Operations security (OpSec, OPSEC) is a process that identifies critical information to determine if friendly actions can be observed by adversary intelligence systems, determines if information obtained by adversaries could be interpreted to be useful to them, and then executes selected measures that eliminate or reduce adversary exploitation of friendly critical information. Translated this means that encrypting stuff may not be enough to avoid leaking information. OpSec is a series of measures and mindsets helping you to keep yourself, your data and others secure (i.e. free from threats).
OpSec can be hard or easy, it depends to a great deal on the threats you have to counter. To give you an example, let's take a look at someone communicating via e-mail using the same infrastructure. This can be an e-mail client configured with different accounts used by the same person. Even if you encrypt all your e-mail content, you will still be generating transaction logs with addresses in clear. These logs can be on your local machine and very likely on machines belonging to your ISP(s). This graph shows the communication structure. Addresses are anonymised. Links between nodes denote communication. Thicker lines mean that more e-mails have been sent. You see two central nodes which are probably the two most used accounts to send e-mails. Recipients overlap, so both accounts have common contacts. There is a lone pair of nodes on the right which indicates a third account being used to send e-mails to a single recipient. Now imagine that the data is anonymised. Logs contain the full e-mail addresses! Everyone accessing these transaction logs can create these graphs very easily.
OpSec aims to avoid information leaks of this kind (which is a simple example, OpSec is about much more!).
OpSec also helps to think in different contexts and to grasp the threats behind the technologies used. „I use TOR on my cell phone.“ turns into „I use TOR on my ankle monitor.“. Try not to get too attached to gadgets and tools when thinking about OpSec. Once the power goes out, it's good to know what low-tech and the KISS principle was all about.
OpSec is about attracting the right amount of attention and not to raise any suspicion.

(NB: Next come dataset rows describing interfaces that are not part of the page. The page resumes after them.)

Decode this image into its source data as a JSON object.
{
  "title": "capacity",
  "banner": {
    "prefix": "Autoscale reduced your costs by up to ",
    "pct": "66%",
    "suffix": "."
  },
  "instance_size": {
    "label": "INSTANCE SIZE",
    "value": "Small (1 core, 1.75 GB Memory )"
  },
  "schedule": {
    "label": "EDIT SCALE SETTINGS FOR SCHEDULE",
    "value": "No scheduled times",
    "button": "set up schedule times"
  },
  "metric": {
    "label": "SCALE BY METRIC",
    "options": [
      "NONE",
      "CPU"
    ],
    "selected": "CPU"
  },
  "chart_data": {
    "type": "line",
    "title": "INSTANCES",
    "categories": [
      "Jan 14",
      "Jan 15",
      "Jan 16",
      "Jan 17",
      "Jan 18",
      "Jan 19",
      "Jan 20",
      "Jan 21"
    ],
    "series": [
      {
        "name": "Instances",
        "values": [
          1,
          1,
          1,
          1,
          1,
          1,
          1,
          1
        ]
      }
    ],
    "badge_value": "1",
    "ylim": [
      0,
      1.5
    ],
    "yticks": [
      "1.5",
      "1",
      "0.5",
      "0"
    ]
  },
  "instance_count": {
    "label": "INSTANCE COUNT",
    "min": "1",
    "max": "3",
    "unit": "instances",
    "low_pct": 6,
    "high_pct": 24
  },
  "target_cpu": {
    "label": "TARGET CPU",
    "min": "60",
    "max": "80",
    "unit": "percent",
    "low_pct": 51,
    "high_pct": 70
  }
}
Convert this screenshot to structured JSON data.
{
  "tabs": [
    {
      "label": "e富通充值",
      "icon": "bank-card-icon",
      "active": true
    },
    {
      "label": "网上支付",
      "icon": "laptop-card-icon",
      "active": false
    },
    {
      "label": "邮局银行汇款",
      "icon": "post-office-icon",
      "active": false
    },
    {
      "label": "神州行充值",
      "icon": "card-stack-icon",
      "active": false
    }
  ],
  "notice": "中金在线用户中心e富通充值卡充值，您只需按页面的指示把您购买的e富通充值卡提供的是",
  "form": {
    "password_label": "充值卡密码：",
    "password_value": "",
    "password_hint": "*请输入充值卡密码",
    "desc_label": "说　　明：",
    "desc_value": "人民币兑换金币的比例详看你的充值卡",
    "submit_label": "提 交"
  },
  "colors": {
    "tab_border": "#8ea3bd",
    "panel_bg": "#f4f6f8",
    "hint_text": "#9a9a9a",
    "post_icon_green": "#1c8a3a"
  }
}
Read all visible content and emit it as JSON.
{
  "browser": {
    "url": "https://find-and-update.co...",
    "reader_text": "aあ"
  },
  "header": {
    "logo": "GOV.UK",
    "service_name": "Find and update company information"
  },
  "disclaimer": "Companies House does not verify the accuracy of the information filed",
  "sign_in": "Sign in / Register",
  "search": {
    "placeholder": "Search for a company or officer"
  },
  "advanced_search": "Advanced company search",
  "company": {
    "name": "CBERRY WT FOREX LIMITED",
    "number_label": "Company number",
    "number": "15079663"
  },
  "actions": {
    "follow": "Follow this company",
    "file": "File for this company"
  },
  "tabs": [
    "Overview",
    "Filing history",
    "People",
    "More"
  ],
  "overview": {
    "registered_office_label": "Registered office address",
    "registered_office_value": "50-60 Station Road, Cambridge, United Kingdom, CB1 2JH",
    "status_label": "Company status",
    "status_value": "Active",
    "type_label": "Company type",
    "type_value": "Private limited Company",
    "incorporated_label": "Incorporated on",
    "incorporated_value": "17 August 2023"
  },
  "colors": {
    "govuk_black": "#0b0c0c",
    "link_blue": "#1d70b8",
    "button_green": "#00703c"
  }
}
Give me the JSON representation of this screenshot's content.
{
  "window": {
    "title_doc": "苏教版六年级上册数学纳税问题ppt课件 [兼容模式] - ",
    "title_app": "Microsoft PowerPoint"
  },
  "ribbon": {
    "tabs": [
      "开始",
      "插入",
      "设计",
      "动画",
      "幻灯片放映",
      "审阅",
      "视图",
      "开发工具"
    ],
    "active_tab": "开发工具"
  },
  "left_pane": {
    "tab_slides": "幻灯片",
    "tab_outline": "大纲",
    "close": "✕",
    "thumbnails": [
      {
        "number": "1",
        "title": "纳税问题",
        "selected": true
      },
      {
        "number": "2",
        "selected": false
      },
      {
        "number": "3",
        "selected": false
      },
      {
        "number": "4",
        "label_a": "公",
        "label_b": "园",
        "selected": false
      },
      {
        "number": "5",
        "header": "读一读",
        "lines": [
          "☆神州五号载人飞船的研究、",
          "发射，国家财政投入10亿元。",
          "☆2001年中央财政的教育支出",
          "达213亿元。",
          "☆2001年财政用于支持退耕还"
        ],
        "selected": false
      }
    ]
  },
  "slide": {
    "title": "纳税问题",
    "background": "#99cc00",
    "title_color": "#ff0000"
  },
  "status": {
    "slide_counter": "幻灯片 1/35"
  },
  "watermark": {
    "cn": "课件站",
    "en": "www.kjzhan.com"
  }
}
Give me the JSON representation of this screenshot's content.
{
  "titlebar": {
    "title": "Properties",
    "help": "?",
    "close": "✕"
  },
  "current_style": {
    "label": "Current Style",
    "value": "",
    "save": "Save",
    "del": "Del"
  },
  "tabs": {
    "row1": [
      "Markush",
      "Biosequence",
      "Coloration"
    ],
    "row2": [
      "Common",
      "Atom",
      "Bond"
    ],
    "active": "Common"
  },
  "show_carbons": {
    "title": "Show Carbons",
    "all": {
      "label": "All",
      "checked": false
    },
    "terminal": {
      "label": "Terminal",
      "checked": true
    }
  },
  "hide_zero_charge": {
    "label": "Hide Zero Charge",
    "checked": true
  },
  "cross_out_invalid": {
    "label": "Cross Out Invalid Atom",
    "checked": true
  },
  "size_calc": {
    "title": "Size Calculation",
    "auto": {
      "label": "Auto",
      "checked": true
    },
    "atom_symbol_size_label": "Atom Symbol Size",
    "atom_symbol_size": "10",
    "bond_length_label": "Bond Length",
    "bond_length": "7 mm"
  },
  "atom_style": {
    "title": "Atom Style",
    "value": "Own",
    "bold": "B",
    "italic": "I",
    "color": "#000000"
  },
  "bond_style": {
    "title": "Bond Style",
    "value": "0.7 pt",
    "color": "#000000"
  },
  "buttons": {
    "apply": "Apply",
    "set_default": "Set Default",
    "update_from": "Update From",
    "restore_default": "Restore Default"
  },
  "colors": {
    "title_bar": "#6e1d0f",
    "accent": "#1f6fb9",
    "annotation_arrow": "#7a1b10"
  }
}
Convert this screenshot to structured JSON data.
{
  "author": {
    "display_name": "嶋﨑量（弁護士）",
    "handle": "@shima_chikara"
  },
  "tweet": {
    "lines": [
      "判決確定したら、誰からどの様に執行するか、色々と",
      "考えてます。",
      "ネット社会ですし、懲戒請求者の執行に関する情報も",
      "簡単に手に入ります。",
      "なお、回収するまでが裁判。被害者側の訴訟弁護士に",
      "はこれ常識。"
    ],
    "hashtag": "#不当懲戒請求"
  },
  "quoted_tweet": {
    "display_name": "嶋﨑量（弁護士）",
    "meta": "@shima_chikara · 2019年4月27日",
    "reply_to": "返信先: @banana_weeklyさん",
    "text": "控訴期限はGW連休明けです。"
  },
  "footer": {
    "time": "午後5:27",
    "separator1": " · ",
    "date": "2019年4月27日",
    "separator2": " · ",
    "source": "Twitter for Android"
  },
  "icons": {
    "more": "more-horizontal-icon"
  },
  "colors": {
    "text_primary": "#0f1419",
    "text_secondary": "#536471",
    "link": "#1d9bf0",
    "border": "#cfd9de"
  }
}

You want to act like a real person with a non-threatening agenda. Attracting attention increases your exposure and the chance for Bad Things™ to happen. Remember, not being a target is the best way to avoid trouble.